Your objective :: Write out every entry in full. Leave nothing out.

··· Data to process ···

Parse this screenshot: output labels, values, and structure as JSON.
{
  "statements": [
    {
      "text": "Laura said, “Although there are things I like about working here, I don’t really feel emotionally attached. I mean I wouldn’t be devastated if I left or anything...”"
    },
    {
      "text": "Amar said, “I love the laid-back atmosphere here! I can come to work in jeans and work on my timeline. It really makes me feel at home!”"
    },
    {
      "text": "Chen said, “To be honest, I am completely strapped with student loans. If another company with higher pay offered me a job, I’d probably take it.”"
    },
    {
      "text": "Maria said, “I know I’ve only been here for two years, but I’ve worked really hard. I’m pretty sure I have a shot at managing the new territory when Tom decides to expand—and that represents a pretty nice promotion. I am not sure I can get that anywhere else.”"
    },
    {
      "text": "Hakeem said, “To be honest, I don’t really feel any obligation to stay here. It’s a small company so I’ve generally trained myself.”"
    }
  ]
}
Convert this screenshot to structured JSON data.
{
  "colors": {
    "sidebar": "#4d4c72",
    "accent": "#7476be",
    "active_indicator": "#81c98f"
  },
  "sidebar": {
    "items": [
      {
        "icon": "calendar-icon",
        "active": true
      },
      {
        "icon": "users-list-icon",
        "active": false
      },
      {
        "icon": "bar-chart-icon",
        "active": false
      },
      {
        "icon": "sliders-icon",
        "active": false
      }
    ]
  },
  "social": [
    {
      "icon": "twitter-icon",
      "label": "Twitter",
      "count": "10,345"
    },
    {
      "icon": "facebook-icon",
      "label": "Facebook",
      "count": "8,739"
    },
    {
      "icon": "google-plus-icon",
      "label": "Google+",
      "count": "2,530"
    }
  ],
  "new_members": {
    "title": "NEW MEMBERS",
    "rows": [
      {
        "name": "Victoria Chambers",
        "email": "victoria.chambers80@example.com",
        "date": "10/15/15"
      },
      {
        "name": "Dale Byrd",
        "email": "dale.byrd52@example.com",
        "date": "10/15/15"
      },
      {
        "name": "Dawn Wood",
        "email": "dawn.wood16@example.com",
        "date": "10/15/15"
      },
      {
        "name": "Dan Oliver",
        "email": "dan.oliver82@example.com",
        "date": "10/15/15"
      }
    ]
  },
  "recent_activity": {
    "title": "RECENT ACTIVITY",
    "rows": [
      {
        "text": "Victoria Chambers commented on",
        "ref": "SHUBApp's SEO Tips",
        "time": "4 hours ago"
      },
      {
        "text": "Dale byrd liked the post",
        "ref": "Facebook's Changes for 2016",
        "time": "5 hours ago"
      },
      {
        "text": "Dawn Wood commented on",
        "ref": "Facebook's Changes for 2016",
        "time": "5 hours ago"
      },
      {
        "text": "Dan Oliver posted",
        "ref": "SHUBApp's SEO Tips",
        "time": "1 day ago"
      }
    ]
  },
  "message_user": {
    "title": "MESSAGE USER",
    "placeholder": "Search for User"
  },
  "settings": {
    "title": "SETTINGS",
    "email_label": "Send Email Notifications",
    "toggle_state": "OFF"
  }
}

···

Solution to this problem ::
Parse this screenshot: output labels, values, and structure as JSON.
{
  "statements": [
    {
      "text": "Laura said, “Although there are things I like about working here, I don’t really feel emotionally attached. I mean I wouldn’t be devastated if I left or anything...”"
    },
    {
      "text": "Amar said, “I love the laid-back atmosphere here! I can come to work in jeans and work on my timeline. It really makes me feel at home!”"
    },
    {
      "text": "Chen said, “To be honest, I am completely strapped with student loans. If another company with higher pay offered me a job, I’d probably take it.”"
    },
    {
      "text": "Maria said, “I know I’ve only been here for two years, but I’ve worked really hard. I’m pretty sure I have a shot at managing the new territory when Tom decides to expand—and that represents a pretty nice promotion. I am not sure I can get that anywhere else.”"
    },
    {
      "text": "Hakeem said, “To be honest, I don’t really feel any obligation to stay here. It’s a small company so I’ve generally trained myself.”"
    }
  ]
}
Convert this screenshot to structured JSON data.
{
  "colors": {
    "sidebar": "#4d4c72",
    "accent": "#7476be",
    "active_indicator": "#81c98f"
  },
  "sidebar": {
    "items": [
      {
        "icon": "calendar-icon",
        "active": true
      },
      {
        "icon": "users-list-icon",
        "active": false
      },
      {
        "icon": "bar-chart-icon",
        "active": false
      },
      {
        "icon": "sliders-icon",
        "active": false
      }
    ]
  },
  "social": [
    {
      "icon": "twitter-icon",
      "label": "Twitter",
      "count": "10,345"
    },
    {
      "icon": "facebook-icon",
      "label": "Facebook",
      "count": "8,739"
    },
    {
      "icon": "google-plus-icon",
      "label": "Google+",
      "count": "2,530"
    }
  ],
  "new_members": {
    "title": "NEW MEMBERS",
    "rows": [
      {
        "name": "Victoria Chambers",
        "email": "victoria.chambers80@example.com",
        "date": "10/15/15"
      },
      {
        "name": "Dale Byrd",
        "email": "dale.byrd52@example.com",
        "date": "10/15/15"
      },
      {
        "name": "Dawn Wood",
        "email": "dawn.wood16@example.com",
        "date": "10/15/15"
      },
      {
        "name": "Dan Oliver",
        "email": "dan.oliver82@example.com",
        "date": "10/15/15"
      }
    ]
  },
  "recent_activity": {
    "title": "RECENT ACTIVITY",
    "rows": [
      {
        "text": "Victoria Chambers commented on",
        "ref": "SHUBApp's SEO Tips",
        "time": "4 hours ago"
      },
      {
        "text": "Dale byrd liked the post",
        "ref": "Facebook's Changes for 2016",
        "time": "5 hours ago"
      },
      {
        "text": "Dawn Wood commented on",
        "ref": "Facebook's Changes for 2016",
        "time": "5 hours ago"
      },
      {
        "text": "Dan Oliver posted",
        "ref": "SHUBApp's SEO Tips",
        "time": "1 day ago"
      }
    ]
  },
  "message_user": {
    "title": "MESSAGE USER",
    "placeholder": "Search for User"
  },
  "settings": {
    "title": "SETTINGS",
    "email_label": "Send Email Notifications",
    "toggle_state": "OFF"
  }
}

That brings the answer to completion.